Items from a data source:
——————

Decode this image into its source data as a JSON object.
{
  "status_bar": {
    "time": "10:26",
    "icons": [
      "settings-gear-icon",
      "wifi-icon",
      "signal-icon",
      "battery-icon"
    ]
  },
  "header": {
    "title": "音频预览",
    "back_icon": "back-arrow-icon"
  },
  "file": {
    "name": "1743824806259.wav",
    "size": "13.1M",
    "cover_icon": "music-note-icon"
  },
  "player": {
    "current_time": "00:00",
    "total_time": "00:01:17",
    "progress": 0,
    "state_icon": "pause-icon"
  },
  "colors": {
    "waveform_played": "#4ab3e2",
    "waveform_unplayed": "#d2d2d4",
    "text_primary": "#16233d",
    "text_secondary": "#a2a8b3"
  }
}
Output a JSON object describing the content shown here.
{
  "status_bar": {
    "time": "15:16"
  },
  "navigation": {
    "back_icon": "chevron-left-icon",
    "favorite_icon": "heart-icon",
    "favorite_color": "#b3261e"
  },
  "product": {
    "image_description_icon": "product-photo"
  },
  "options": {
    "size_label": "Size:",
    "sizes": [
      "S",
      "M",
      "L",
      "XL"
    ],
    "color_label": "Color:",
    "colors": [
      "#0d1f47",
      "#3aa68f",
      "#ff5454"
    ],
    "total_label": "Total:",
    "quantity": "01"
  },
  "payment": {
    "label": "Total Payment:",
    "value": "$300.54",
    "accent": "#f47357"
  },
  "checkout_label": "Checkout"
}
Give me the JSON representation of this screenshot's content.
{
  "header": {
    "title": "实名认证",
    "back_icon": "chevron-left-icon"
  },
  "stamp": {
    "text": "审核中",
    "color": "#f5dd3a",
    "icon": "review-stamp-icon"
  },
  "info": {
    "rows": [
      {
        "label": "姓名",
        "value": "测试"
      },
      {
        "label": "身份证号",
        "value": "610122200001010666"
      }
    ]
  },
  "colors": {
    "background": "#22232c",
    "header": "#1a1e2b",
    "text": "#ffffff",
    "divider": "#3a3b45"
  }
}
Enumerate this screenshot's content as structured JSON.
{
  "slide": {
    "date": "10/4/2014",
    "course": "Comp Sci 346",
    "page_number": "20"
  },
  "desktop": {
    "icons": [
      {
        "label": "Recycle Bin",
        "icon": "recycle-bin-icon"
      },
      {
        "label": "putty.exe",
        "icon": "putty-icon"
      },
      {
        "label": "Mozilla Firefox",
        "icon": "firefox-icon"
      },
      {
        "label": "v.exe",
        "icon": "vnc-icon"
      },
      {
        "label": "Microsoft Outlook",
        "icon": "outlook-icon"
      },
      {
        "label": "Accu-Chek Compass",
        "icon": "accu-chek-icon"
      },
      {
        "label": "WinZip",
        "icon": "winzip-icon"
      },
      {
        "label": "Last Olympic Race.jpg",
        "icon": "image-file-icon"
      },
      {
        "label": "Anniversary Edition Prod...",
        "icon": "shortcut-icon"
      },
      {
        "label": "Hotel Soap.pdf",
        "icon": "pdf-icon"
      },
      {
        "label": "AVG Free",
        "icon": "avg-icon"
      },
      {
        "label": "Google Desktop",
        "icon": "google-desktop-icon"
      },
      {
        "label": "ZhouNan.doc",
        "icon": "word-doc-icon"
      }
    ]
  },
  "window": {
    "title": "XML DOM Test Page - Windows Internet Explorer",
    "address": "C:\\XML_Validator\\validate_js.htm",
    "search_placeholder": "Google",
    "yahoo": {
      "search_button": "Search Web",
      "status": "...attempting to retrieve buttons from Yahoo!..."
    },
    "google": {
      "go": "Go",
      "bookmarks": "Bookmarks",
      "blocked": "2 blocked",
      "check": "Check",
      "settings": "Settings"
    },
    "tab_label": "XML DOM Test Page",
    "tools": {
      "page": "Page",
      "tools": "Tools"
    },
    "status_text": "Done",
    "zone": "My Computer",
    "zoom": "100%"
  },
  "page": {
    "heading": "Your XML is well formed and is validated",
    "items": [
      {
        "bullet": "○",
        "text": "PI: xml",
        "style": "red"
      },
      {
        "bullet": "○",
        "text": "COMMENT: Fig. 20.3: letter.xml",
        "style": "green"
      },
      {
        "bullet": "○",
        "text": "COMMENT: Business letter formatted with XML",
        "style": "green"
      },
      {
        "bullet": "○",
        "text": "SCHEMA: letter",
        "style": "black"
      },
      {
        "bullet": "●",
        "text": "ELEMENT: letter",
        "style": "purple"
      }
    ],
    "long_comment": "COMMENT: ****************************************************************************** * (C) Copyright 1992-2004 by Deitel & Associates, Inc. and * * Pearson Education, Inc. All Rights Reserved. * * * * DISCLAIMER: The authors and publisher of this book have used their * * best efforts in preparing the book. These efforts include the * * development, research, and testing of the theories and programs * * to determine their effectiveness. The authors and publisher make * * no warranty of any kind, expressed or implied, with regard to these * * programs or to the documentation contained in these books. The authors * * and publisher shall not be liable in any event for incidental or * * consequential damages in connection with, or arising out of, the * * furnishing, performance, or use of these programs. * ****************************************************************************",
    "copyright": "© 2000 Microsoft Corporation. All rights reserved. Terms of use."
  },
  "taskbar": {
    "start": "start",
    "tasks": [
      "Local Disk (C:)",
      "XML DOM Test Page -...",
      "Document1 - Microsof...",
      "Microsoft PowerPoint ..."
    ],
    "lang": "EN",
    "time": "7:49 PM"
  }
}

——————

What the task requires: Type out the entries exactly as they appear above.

Output of the task:
Decode this image into its source data as a JSON object.
{
  "status_bar": {
    "time": "10:26",
    "icons": [
      "settings-gear-icon",
      "wifi-icon",
      "signal-icon",
      "battery-icon"
    ]
  },
  "header": {
    "title": "音频预览",
    "back_icon": "back-arrow-icon"
  },
  "file": {
    "name": "1743824806259.wav",
    "size": "13.1M",
    "cover_icon": "music-note-icon"
  },
  "player": {
    "current_time": "00:00",
    "total_time": "00:01:17",
    "progress": 0,
    "state_icon": "pause-icon"
  },
  "colors": {
    "waveform_played": "#4ab3e2",
    "waveform_unplayed": "#d2d2d4",
    "text_primary": "#16233d",
    "text_secondary": "#a2a8b3"
  }
}
Output a JSON object describing the content shown here.
{
  "status_bar": {
    "time": "15:16"
  },
  "navigation": {
    "back_icon": "chevron-left-icon",
    "favorite_icon": "heart-icon",
    "favorite_color": "#b3261e"
  },
  "product": {
    "image_description_icon": "product-photo"
  },
  "options": {
    "size_label": "Size:",
    "sizes": [
      "S",
      "M",
      "L",
      "XL"
    ],
    "color_label": "Color:",
    "colors": [
      "#0d1f47",
      "#3aa68f",
      "#ff5454"
    ],
    "total_label": "Total:",
    "quantity": "01"
  },
  "payment": {
    "label": "Total Payment:",
    "value": "$300.54",
    "accent": "#f47357"
  },
  "checkout_label": "Checkout"
}
Give me the JSON representation of this screenshot's content.
{
  "header": {
    "title": "实名认证",
    "back_icon": "chevron-left-icon"
  },
  "stamp": {
    "text": "审核中",
    "color": "#f5dd3a",
    "icon": "review-stamp-icon"
  },
  "info": {
    "rows": [
      {
        "label": "姓名",
        "value": "测试"
      },
      {
        "label": "身份证号",
        "value": "610122200001010666"
      }
    ]
  },
  "colors": {
    "background": "#22232c",
    "header": "#1a1e2b",
    "text": "#ffffff",
    "divider": "#3a3b45"
  }
}
Enumerate this screenshot's content as structured JSON.
{
  "slide": {
    "date": "10/4/2014",
    "course": "Comp Sci 346",
    "page_number": "20"
  },
  "desktop": {
    "icons": [
      {
        "label": "Recycle Bin",
        "icon": "recycle-bin-icon"
      },
      {
        "label": "putty.exe",
        "icon": "putty-icon"
      },
      {
        "label": "Mozilla Firefox",
        "icon": "firefox-icon"
      },
      {
        "label": "v.exe",
        "icon": "vnc-icon"
      },
      {
        "label": "Microsoft Outlook",
        "icon": "outlook-icon"
      },
      {
        "label": "Accu-Chek Compass",
        "icon": "accu-chek-icon"
      },
      {
        "label": "WinZip",
        "icon": "winzip-icon"
      },
      {
        "label": "Last Olympic Race.jpg",
        "icon": "image-file-icon"
      },
      {
        "label": "Anniversary Edition Prod...",
        "icon": "shortcut-icon"
      },
      {
        "label": "Hotel Soap.pdf",
        "icon": "pdf-icon"
      },
      {
        "label": "AVG Free",
        "icon": "avg-icon"
      },
      {
        "label": "Google Desktop",
        "icon": "google-desktop-icon"
      },
      {
        "label": "ZhouNan.doc",
        "icon": "word-doc-icon"
      }
    ]
  },
  "window": {
    "title": "XML DOM Test Page - Windows Internet Explorer",
    "address": "C:\\XML_Validator\\validate_js.htm",
    "search_placeholder": "Google",
    "yahoo": {
      "search_button": "Search Web",
      "status": "...attempting to retrieve buttons from Yahoo!..."
    },
    "google": {
      "go": "Go",
      "bookmarks": "Bookmarks",
      "blocked": "2 blocked",
      "check": "Check",
      "settings": "Settings"
    },
    "tab_label": "XML DOM Test Page",
    "tools": {
      "page": "Page",
      "tools": "Tools"
    },
    "status_text": "Done",
    "zone": "My Computer",
    "zoom": "100%"
  },
  "page": {
    "heading": "Your XML is well formed and is validated",
    "items": [
      {
        "bullet": "○",
        "text": "PI: xml",
        "style": "red"
      },
      {
        "bullet": "○",
        "text": "COMMENT: Fig. 20.3: letter.xml",
        "style": "green"
      },
      {
        "bullet": "○",
        "text": "COMMENT: Business letter formatted with XML",
        "style": "green"
      },
      {
        "bullet": "○",
        "text": "SCHEMA: letter",
        "style": "black"
      },
      {
        "bullet": "●",
        "text": "ELEMENT: letter",
        "style": "purple"
      }
    ],
    "long_comment": "COMMENT: ****************************************************************************** * (C) Copyright 1992-2004 by Deitel & Associates, Inc. and * * Pearson Education, Inc. All Rights Reserved. * * * * DISCLAIMER: The authors and publisher of this book have used their * * best efforts in preparing the book. These efforts include the * * development, research, and testing of the theories and programs * * to determine their effectiveness. The authors and publisher make * * no warranty of any kind, expressed or implied, with regard to these * * programs or to the documentation contained in these books. The authors * * and publisher shall not be liable in any event for incidental or * * consequential damages in connection with, or arising out of, the * * furnishing, performance, or use of these programs. * ****************************************************************************",
    "copyright": "© 2000 Microsoft Corporation. All rights reserved. Terms of use."
  },
  "taskbar": {
    "start": "start",
    "tasks": [
      "Local Disk (C:)",
      "XML DOM Test Page -...",
      "Document1 - Microsof...",
      "Microsoft PowerPoint ..."
    ],
    "lang": "EN",
    "time": "7:49 PM"
  }
}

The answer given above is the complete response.